Immigrants' rights violated in Connecticut Raid
I've written a lot about raids in the past year - from Postville to Laurel, we've seen how the enforcement-only approach of the Bush era has torn apart communities and violated basic civil and human rights.
Last week, in a rare moment of justice, an immigration court Judge ruled that immigrants' rights were violated during the raid on New Haven, Connecticut in 2007. From the AP:
Immigration Judge Michael Straus, in decisions last week, said the ICE agents went into the immigrants' homes without warrants, probable cause or their consent, and he put a stop to deportation proceedings against the four defendants, whose names were not released. ICE officials claim all four are from Mexico, but all four cited their Fifth Amendment rights in refusing to say what country they are from.
Two of the four immigrants lived in one home, and two lived in a second home. They said in affidavits that agents barged into both homes after residents had opened their doors only a little.

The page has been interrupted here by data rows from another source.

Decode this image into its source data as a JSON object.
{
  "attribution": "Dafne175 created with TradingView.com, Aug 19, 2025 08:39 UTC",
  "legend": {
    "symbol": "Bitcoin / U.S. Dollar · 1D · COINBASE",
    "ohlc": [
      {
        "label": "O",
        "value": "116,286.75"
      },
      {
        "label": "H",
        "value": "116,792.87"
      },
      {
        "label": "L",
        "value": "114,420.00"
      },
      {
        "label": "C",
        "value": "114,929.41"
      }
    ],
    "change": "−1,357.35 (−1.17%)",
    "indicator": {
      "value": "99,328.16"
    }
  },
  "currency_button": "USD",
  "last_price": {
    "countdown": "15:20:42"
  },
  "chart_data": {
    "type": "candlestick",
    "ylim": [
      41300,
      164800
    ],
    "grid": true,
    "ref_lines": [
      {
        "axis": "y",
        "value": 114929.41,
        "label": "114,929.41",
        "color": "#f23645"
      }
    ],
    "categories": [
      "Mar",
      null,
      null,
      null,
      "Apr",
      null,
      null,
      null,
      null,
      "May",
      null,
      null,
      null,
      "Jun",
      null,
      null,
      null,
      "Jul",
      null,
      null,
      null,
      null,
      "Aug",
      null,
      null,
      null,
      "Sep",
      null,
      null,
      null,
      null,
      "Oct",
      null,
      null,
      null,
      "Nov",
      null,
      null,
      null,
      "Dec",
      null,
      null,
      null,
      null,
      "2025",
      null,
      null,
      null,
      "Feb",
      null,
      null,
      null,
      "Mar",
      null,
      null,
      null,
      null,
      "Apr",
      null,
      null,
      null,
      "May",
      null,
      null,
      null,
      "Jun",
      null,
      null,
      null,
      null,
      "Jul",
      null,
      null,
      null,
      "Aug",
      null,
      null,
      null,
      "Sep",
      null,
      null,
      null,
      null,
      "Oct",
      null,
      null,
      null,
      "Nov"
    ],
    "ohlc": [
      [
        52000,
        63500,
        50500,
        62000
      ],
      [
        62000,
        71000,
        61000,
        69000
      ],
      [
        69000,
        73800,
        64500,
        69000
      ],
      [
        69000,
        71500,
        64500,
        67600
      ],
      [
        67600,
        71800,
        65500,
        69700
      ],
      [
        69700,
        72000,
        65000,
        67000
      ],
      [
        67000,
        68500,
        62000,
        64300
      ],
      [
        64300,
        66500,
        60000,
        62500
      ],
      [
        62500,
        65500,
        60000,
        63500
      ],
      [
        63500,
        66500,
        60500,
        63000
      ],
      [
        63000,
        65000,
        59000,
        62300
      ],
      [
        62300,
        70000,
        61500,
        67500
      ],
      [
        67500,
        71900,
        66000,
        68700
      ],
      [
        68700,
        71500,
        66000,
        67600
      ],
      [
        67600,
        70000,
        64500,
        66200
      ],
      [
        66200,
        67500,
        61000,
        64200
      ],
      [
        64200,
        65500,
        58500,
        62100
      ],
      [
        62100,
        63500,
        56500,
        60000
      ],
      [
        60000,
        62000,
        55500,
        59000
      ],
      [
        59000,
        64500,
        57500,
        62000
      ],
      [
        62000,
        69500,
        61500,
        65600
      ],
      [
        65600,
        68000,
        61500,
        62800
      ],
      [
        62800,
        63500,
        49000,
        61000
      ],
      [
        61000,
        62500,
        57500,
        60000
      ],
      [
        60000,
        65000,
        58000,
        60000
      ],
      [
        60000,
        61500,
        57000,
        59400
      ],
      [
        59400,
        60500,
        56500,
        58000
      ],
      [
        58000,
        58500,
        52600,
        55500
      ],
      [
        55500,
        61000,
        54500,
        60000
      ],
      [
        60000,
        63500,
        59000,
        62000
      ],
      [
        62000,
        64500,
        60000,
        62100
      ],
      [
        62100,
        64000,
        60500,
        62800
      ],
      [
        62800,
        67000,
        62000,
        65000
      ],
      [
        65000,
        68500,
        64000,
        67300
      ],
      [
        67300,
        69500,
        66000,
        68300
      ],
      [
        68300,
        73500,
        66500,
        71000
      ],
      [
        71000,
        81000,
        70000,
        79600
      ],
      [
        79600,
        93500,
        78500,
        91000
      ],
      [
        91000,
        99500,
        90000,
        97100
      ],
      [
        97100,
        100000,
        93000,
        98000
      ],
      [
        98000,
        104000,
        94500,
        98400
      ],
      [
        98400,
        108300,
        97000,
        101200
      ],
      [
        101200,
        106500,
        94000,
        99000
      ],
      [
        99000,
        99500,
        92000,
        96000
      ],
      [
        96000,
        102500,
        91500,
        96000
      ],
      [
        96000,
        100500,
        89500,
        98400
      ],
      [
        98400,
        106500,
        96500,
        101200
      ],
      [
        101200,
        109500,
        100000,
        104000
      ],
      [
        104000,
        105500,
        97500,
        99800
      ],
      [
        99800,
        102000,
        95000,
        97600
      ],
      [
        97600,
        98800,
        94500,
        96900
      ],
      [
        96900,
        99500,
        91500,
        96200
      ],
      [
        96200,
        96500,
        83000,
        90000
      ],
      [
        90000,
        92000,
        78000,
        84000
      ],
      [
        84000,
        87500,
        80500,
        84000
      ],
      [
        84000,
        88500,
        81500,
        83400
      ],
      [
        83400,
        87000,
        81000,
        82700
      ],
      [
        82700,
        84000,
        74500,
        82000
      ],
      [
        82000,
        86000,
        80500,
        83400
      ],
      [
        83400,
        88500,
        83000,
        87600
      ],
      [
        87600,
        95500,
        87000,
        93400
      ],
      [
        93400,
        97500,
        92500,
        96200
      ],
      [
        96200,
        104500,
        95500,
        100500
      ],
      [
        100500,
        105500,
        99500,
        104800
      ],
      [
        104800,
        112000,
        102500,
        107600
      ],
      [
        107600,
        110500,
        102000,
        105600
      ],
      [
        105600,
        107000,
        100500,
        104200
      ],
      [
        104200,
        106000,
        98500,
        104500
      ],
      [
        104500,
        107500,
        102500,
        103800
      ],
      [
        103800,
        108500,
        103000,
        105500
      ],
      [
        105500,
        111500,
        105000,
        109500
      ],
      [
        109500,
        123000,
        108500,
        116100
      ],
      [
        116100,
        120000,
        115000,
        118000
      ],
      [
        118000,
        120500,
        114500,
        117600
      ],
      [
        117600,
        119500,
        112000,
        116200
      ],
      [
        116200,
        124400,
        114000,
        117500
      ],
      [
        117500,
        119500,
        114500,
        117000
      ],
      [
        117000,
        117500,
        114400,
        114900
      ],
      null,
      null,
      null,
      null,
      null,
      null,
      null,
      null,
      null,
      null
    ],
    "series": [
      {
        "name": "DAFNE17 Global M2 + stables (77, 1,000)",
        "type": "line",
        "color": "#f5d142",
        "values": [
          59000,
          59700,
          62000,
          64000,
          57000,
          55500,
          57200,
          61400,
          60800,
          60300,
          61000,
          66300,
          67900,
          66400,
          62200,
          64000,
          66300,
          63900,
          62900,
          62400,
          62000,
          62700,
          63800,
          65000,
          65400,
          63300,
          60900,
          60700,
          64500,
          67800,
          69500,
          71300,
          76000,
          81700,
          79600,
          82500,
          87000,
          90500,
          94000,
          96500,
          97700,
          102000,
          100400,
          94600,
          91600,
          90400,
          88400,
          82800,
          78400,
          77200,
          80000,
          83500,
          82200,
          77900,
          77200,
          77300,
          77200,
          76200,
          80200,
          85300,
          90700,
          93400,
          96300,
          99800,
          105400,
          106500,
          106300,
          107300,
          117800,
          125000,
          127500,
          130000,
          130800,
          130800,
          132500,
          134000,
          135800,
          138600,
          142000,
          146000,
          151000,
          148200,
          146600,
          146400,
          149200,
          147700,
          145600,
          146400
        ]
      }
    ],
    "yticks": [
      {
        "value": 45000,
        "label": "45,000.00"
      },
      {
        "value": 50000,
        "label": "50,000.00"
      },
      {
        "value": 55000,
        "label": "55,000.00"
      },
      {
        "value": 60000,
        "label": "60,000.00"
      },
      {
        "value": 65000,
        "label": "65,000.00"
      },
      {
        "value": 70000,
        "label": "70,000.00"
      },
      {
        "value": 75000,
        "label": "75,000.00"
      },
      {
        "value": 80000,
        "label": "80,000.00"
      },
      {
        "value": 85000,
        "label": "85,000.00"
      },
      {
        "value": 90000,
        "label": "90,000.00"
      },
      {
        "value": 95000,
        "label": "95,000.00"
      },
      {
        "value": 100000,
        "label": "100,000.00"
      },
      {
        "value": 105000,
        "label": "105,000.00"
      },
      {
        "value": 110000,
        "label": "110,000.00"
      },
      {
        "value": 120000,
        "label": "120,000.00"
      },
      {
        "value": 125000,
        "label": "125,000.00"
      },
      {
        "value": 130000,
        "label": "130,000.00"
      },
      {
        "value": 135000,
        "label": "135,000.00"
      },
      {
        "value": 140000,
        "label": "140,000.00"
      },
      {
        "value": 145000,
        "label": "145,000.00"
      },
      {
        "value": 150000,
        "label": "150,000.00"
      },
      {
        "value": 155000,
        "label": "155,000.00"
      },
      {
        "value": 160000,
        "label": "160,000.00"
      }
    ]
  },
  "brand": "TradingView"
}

The agents went into both homes looking for specific illegal immigrants on a "target list," who weren't found, court documents say.
Let's hope the ruling is a sign of things to come.